Further, it appears from the videotape that blue spokes were painted across the front of the sign, and that the word "stop" blended into the sign's background. This made "the message" nearly invisible until close up. The videotape shows that the message is further obscured because, from the perspective of an approaching vehicle, the sign itself blends into the colors of the landscape and that even its post is not easily discernible due to the fact that it is not on the corner of the intersection directly in front of the driver. It is across a ditch away from the road. All an approaching vehicle can see is what appears to be an unremarkable post, just another object in the overgrown terrain. If there were any reason that a driver would know to look for this "sign", by the time he could figure out what it says, it would be too late to obey its directive.

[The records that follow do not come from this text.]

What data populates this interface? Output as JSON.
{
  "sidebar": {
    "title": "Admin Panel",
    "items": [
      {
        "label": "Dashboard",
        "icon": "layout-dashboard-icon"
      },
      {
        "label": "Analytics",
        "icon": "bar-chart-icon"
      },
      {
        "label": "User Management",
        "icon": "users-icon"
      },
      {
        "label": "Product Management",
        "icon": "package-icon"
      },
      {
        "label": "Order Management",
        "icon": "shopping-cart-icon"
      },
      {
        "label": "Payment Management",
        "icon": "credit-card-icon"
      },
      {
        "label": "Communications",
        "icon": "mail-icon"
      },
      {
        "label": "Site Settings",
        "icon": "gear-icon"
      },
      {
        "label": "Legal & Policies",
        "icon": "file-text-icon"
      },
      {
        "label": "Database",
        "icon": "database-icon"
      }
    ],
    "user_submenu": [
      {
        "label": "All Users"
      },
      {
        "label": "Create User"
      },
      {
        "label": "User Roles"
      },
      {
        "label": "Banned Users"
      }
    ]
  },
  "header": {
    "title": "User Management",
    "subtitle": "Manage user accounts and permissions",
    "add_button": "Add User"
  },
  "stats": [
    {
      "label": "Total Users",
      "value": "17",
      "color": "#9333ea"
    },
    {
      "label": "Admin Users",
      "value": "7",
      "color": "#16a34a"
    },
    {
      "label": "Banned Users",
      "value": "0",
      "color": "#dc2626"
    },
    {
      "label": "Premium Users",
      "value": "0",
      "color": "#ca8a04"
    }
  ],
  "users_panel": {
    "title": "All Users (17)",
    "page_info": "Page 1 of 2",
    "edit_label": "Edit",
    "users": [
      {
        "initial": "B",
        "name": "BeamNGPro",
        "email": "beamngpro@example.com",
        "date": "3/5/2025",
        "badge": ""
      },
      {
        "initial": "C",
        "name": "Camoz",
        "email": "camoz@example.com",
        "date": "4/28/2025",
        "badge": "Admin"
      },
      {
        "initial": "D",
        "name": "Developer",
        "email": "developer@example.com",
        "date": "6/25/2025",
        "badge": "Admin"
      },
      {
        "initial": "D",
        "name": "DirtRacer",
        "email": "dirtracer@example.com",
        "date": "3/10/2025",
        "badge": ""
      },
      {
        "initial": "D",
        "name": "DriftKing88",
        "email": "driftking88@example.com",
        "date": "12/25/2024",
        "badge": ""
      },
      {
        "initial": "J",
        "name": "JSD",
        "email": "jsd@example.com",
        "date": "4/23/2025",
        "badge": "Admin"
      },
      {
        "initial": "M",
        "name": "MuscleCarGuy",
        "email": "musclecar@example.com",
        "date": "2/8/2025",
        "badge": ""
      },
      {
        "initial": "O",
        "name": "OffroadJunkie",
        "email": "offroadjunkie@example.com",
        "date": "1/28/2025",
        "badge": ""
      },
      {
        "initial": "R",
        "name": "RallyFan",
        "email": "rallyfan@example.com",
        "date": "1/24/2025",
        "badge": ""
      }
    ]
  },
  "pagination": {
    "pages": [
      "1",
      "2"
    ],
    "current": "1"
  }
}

Ms. Grayson was from Texas, unfamiliar with this rural road, and the intersecting road, where she was killed, was made invisible by extremely thick, tall grass. Surely, she had every right to expect that if at some point she was suppose to stop, there would be a proper, timely instruction to that effect. We must presume that if the intersection had been properly marked, Ms. Grayson would have observed and obeyed the directive. Willis v. Everett, 359 So.2d 1080 (La.App. 3 Cir. 1978), writ denied, 362 So.2d 800 (La. 1978); Funderburk v. Temple, 268 So.2d 689 (La.App. 1 Cir. 1972), writ refused, 270 So.2d 875 (La. 1973). Additionally, when a person is killed in an accident and, therefore, is unable to testify on his or her own behalf, there is another presumption which may be invoked to negate contributory negligence. "The law presumes, because of the instinct of self preservation and love of life, that the decedent was not negligent and acted with ordinary care for his or her own safety." Benoit v. Hartford Casualty Insurance Company, 478 So.2d 707, 710 (La.App. 3 Cir. 1985), writ denied, 480 So.2d 745 (La. 1986). To my knowledge, ordinary care is all that is required.
Based on all of the foregoing, it appears that, more probably than not, Ms. Grayson was free from fault in causing her death and that the sole cause of it was the police jury's breach of its duty.
I further respectfully dissent from the majority regarding its determination that, due to Ms. Grayson's "probable" unconsciousness after the accident, Ms. Baudoin was unable to prove damages in the survival action she inherited.
The police officer, who was at the scene after the accident, testified that Ms. Grayson was moaning. Moaning in these circumstances, is usually associated with pain. Given the trauma she had just experienced, we can only surmise the extreme physical and emotional pain Ms. Grayson was, more probably than not, suffering. Notwithstanding, the trial court may award damages for pain and suffering, even in the absence of evidence that the deceased regained consciousness after the accident. Cheatham v. City of New Orleans, 378 So.2d 369 (La. 1979); Brown v. Department of Transportation, 604 So.2d 99 (La.App. 3 Cir. 1992). Such appears appropriate in the case sub judice.
APPELLATE PANEL: FOOTNOTES
* Honorable William A. Culpepper participated in this decision by appointment of the Louisiana Supreme Court as Judge Pro Tempore.